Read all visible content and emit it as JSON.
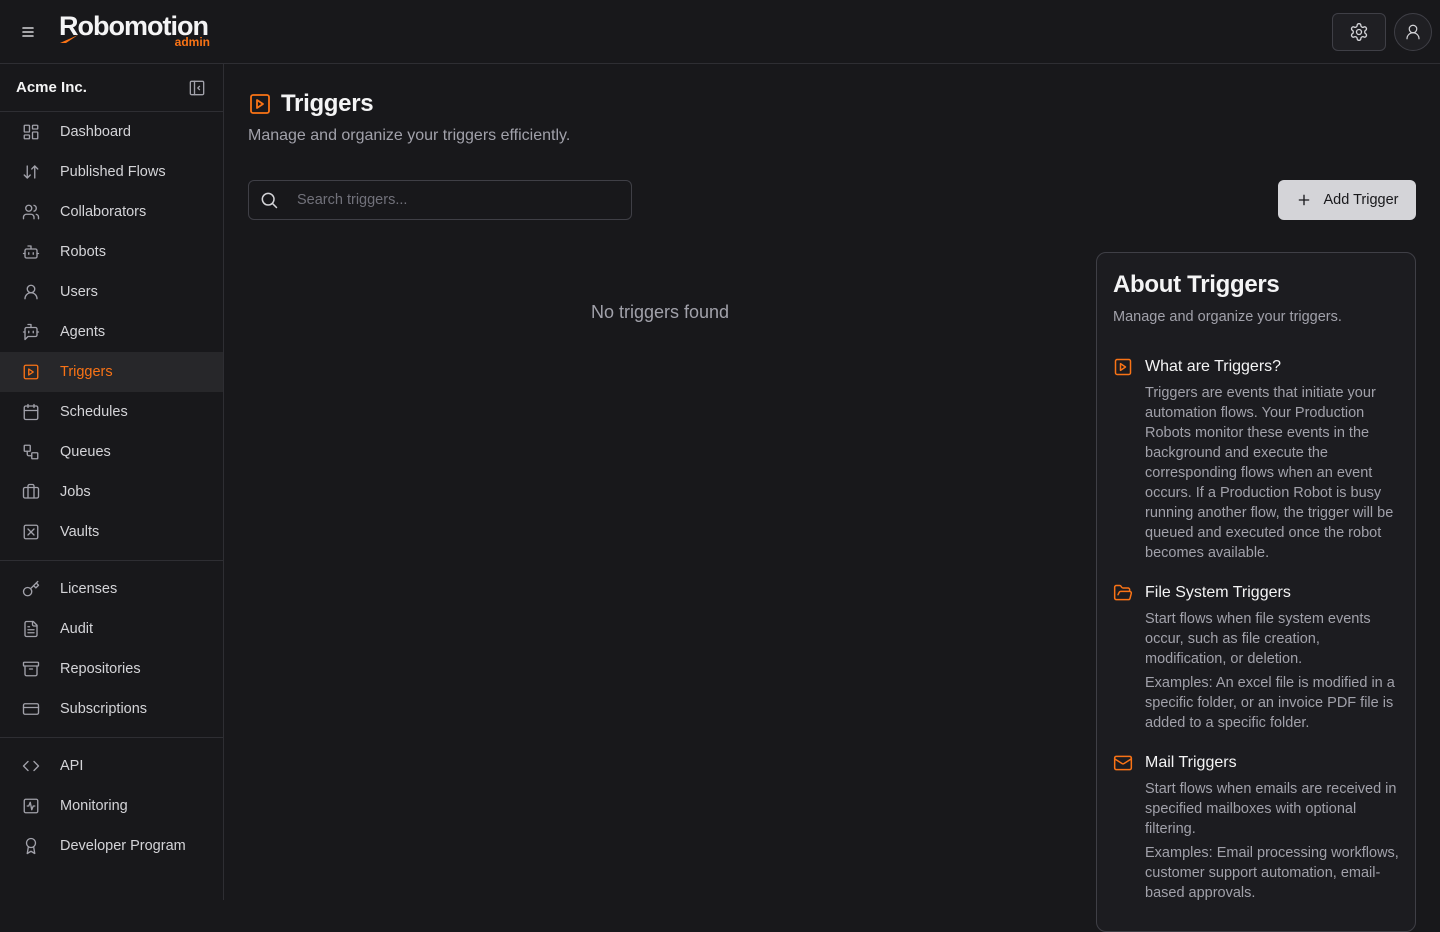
{
  "header": {
    "logo_main": "Robomotion",
    "logo_sub": "admin"
  },
  "sidebar": {
    "org_name": "Acme Inc.",
    "groups": [
      [
        {
          "label": "Dashboard",
          "icon": "dashboard-icon"
        },
        {
          "label": "Published Flows",
          "icon": "arrows-up-down-icon"
        },
        {
          "label": "Collaborators",
          "icon": "users-icon"
        },
        {
          "label": "Robots",
          "icon": "robot-icon"
        },
        {
          "label": "Users",
          "icon": "user-icon"
        },
        {
          "label": "Agents",
          "icon": "agent-icon"
        },
        {
          "label": "Triggers",
          "icon": "play-square-icon",
          "active": true
        },
        {
          "label": "Schedules",
          "icon": "calendar-icon"
        },
        {
          "label": "Queues",
          "icon": "shapes-icon"
        },
        {
          "label": "Jobs",
          "icon": "briefcase-icon"
        },
        {
          "label": "Vaults",
          "icon": "vault-icon"
        }
      ],
      [
        {
          "label": "Licenses",
          "icon": "key-icon"
        },
        {
          "label": "Audit",
          "icon": "file-text-icon"
        },
        {
          "label": "Repositories",
          "icon": "archive-icon"
        },
        {
          "label": "Subscriptions",
          "icon": "credit-card-icon"
        }
      ],
      [
        {
          "label": "API",
          "icon": "code-icon"
        },
        {
          "label": "Monitoring",
          "icon": "activity-icon"
        },
        {
          "label": "Developer Program",
          "icon": "award-icon"
        }
      ]
    ]
  },
  "main": {
    "title": "Triggers",
    "subtitle": "Manage and organize your triggers efficiently.",
    "search_placeholder": "Search triggers...",
    "add_button": "Add Trigger",
    "empty_text": "No triggers found"
  },
  "about": {
    "title": "About Triggers",
    "subtitle": "Manage and organize your triggers.",
    "sections": [
      {
        "icon": "play-square-icon",
        "title": "What are Triggers?",
        "paragraphs": [
          "Triggers are events that initiate your automation flows. Your Production Robots monitor these events in the background and execute the corresponding flows when an event occurs. If a Production Robot is busy running another flow, the trigger will be queued and executed once the robot becomes available."
        ]
      },
      {
        "icon": "folder-open-icon",
        "title": "File System Triggers",
        "paragraphs": [
          "Start flows when file system events occur, such as file creation, modification, or deletion.",
          "Examples: An excel file is modified in a specific folder, or an invoice PDF file is added to a specific folder."
        ]
      },
      {
        "icon": "mail-icon",
        "title": "Mail Triggers",
        "paragraphs": [
          "Start flows when emails are received in specified mailboxes with optional filtering.",
          "Examples: Email processing workflows, customer support automation, email-based approvals."
        ]
      }
    ]
  }
}
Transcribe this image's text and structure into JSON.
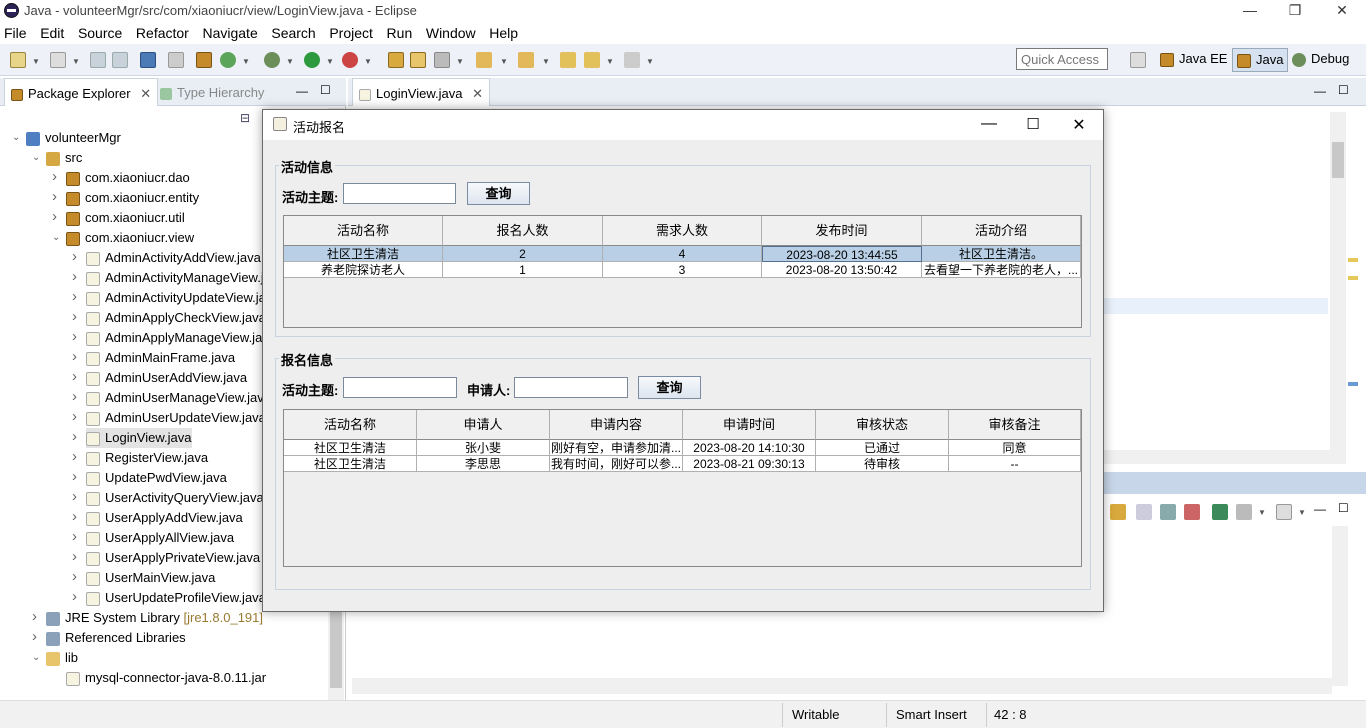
{
  "window": {
    "title": "Java - volunteerMgr/src/com/xiaoniucr/view/LoginView.java - Eclipse",
    "min": "—",
    "max": "❐",
    "close": "✕"
  },
  "menu": [
    "File",
    "Edit",
    "Source",
    "Refactor",
    "Navigate",
    "Search",
    "Project",
    "Run",
    "Window",
    "Help"
  ],
  "toolbar": {
    "quick_access": "Quick Access",
    "perspectives": [
      "Java EE",
      "Java",
      "Debug"
    ]
  },
  "left_pane": {
    "tabs": [
      "Package Explorer",
      "Type Hierarchy"
    ],
    "tree": [
      {
        "label": "volunteerMgr",
        "level": 0,
        "arrow": "v",
        "icon": "proj"
      },
      {
        "label": "src",
        "level": 1,
        "arrow": "v",
        "icon": "src"
      },
      {
        "label": "com.xiaoniucr.dao",
        "level": 2,
        "arrow": ">",
        "icon": "pkg"
      },
      {
        "label": "com.xiaoniucr.entity",
        "level": 2,
        "arrow": ">",
        "icon": "pkg"
      },
      {
        "label": "com.xiaoniucr.util",
        "level": 2,
        "arrow": ">",
        "icon": "pkg"
      },
      {
        "label": "com.xiaoniucr.view",
        "level": 2,
        "arrow": "v",
        "icon": "pkg"
      },
      {
        "label": "AdminActivityAddView.java",
        "level": 3,
        "arrow": ">",
        "icon": "j"
      },
      {
        "label": "AdminActivityManageView.j",
        "level": 3,
        "arrow": ">",
        "icon": "j"
      },
      {
        "label": "AdminActivityUpdateView.ja",
        "level": 3,
        "arrow": ">",
        "icon": "j"
      },
      {
        "label": "AdminApplyCheckView.java",
        "level": 3,
        "arrow": ">",
        "icon": "j"
      },
      {
        "label": "AdminApplyManageView.ja",
        "level": 3,
        "arrow": ">",
        "icon": "j"
      },
      {
        "label": "AdminMainFrame.java",
        "level": 3,
        "arrow": ">",
        "icon": "j"
      },
      {
        "label": "AdminUserAddView.java",
        "level": 3,
        "arrow": ">",
        "icon": "j"
      },
      {
        "label": "AdminUserManageView.jav",
        "level": 3,
        "arrow": ">",
        "icon": "j"
      },
      {
        "label": "AdminUserUpdateView.java",
        "level": 3,
        "arrow": ">",
        "icon": "j"
      },
      {
        "label": "LoginView.java",
        "level": 3,
        "arrow": ">",
        "icon": "j",
        "selected": true
      },
      {
        "label": "RegisterView.java",
        "level": 3,
        "arrow": ">",
        "icon": "j"
      },
      {
        "label": "UpdatePwdView.java",
        "level": 3,
        "arrow": ">",
        "icon": "j"
      },
      {
        "label": "UserActivityQueryView.java",
        "level": 3,
        "arrow": ">",
        "icon": "j"
      },
      {
        "label": "UserApplyAddView.java",
        "level": 3,
        "arrow": ">",
        "icon": "j"
      },
      {
        "label": "UserApplyAllView.java",
        "level": 3,
        "arrow": ">",
        "icon": "j"
      },
      {
        "label": "UserApplyPrivateView.java",
        "level": 3,
        "arrow": ">",
        "icon": "j"
      },
      {
        "label": "UserMainView.java",
        "level": 3,
        "arrow": ">",
        "icon": "j"
      },
      {
        "label": "UserUpdateProfileView.java",
        "level": 3,
        "arrow": ">",
        "icon": "j"
      },
      {
        "label": "JRE System Library",
        "suffix": " [jre1.8.0_191]",
        "level": 1,
        "arrow": ">",
        "icon": "lib"
      },
      {
        "label": "Referenced Libraries",
        "level": 1,
        "arrow": ">",
        "icon": "lib"
      },
      {
        "label": "lib",
        "level": 1,
        "arrow": "v",
        "icon": "fold"
      },
      {
        "label": "mysql-connector-java-8.0.11.jar",
        "level": 2,
        "arrow": "",
        "icon": "j"
      }
    ]
  },
  "editor": {
    "tab": "LoginView.java"
  },
  "status": {
    "writable": "Writable",
    "insert": "Smart Insert",
    "position": "42 : 8"
  },
  "dialog": {
    "title": "活动报名",
    "section1": {
      "legend": "活动信息",
      "label": "活动主题:",
      "input_value": "",
      "button": "查询",
      "columns": [
        "活动名称",
        "报名人数",
        "需求人数",
        "发布时间",
        "活动介绍"
      ],
      "rows": [
        [
          "社区卫生清洁",
          "2",
          "4",
          "2023-08-20 13:44:55",
          "社区卫生清洁。"
        ],
        [
          "养老院探访老人",
          "1",
          "3",
          "2023-08-20 13:50:42",
          "去看望一下养老院的老人，..."
        ]
      ]
    },
    "section2": {
      "legend": "报名信息",
      "label1": "活动主题:",
      "label2": "申请人:",
      "input1_value": "",
      "input2_value": "",
      "button": "查询",
      "columns": [
        "活动名称",
        "申请人",
        "申请内容",
        "申请时间",
        "审核状态",
        "审核备注"
      ],
      "rows": [
        [
          "社区卫生清洁",
          "张小斐",
          "刚好有空，申请参加清...",
          "2023-08-20 14:10:30",
          "已通过",
          "同意"
        ],
        [
          "社区卫生清洁",
          "李思思",
          "我有时间，刚好可以参...",
          "2023-08-21 09:30:13",
          "待审核",
          "--"
        ]
      ]
    }
  }
}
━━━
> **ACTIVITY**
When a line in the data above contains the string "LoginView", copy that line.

> **ANSWER SECTION**
    "title": "Java - volunteerMgr/src/com/xiaoniucr/view/LoginView.java - Eclipse",
        "label": "LoginView.java",
    "tab": "LoginView.java"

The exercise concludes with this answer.